- National Gallery. The National Gallery of Ireland was instituted in 1864 and since then has acquired a number of works by famous artists such as Rembrandt, Picasso, Monet, Vermeer, and many others. The free admission and worthwhile exhibitions make it a great place to duck out of the rain for a few hours. You’ emerge feeling refreshed, cultured and ready for more sightseeing.
- Dublin Castle. In addition to serving as a major tourist attraction, Dublin Castle is a government complex. Take a tour and learn the history of its establishment on a Viking settlement, to its installment as an English, then British, then Irish government headquarters. There’s a lot to learn at this fascinating stop.
- Kilmainham Gaol. An institution integral to the history of Ireland, Kilmainham Gaol is a place for which there is no adequately eloquent description – you simply must experience it. Its most notable prisoners were leaders of rebellions from the years 1798, 1803, 1848, 1867 and 1916, as well as members of the Irish Republican Movement which occurred from 1919-1921. Many ordinary people were detained here as well. After visiting, the permeating, damp chill of the interior of the jail (due to its construction with limestone) will be etched into your memory.
- Guinness Storehouse. The Guinness Storehouse is the most popular tourist attraction in Ireland. Located at St. James’s Gate, it offers the best views of the city at its 360 degree rooftop view bar. In addition to learning the history of Guinness’ brew, you’ll receive training on how to pour the perfect pint.
- Grafton Street. Your trip to Dublin won’t be complete until you spend an afternoon wandering through the shops of Grafton Street. There are a range of establishments in which you can buy souvenirs, clothing, snacks, toiletries, toys, gifts, sports equipment, and just about anything you can imagine.
- The Irish Museum of Modern Art. Not only are the works of art on display inside the museum worthwhile, the gardens outside are too. Wander the grounds and be inspired as you take in all the beauty. Scheduling tip: the IMMA is near to Kilmainham Gaol, so plan to visit these two back to back.

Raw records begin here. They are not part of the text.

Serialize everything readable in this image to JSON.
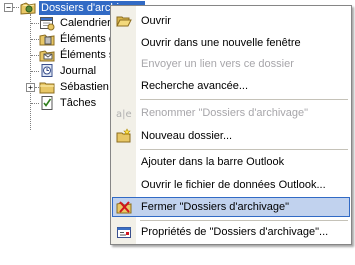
{
  "tree": {
    "root": {
      "label": "Dossiers d'archivage",
      "expanded": true,
      "selected": true
    },
    "children": [
      {
        "label": "Calendrier",
        "icon": "calendar-icon"
      },
      {
        "label": "Éléments e",
        "icon": "deleted-items-icon"
      },
      {
        "label": "Éléments s",
        "icon": "sent-items-icon"
      },
      {
        "label": "Journal",
        "icon": "journal-icon"
      },
      {
        "label": "Sébastien",
        "icon": "folder-icon",
        "has_children": true
      },
      {
        "label": "Tâches",
        "icon": "tasks-icon"
      }
    ]
  },
  "menu": {
    "items": [
      {
        "label": "Ouvrir",
        "icon": "open-folder-icon",
        "enabled": true
      },
      {
        "label": "Ouvrir dans une nouvelle fenêtre",
        "enabled": true
      },
      {
        "label": "Envoyer un lien vers ce dossier",
        "enabled": false
      },
      {
        "label": "Recherche avancée...",
        "enabled": true
      },
      {
        "label": "Renommer \"Dossiers d'archivage\"",
        "icon": "rename-icon",
        "enabled": false
      },
      {
        "label": "Nouveau dossier...",
        "icon": "new-folder-icon",
        "enabled": true
      },
      {
        "label": "Ajouter dans la barre Outlook",
        "enabled": true
      },
      {
        "label": "Ouvrir le fichier de données Outlook...",
        "enabled": true
      },
      {
        "label": "Fermer \"Dossiers d'archivage\"",
        "icon": "close-folder-icon",
        "enabled": true,
        "highlighted": true
      },
      {
        "label": "Propriétés de \"Dossiers d'archivage\"...",
        "icon": "properties-icon",
        "enabled": true
      }
    ]
  },
  "colors": {
    "selection": "#316ac5",
    "menu_highlight": "#c1d2ee",
    "menu_gutter": "#f2f0e8",
    "disabled_text": "#a7a6aa"
  }
}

Happy Traveling! Share your Dublin vacation story with me in the comments section below, or tag me on social @philippakarr.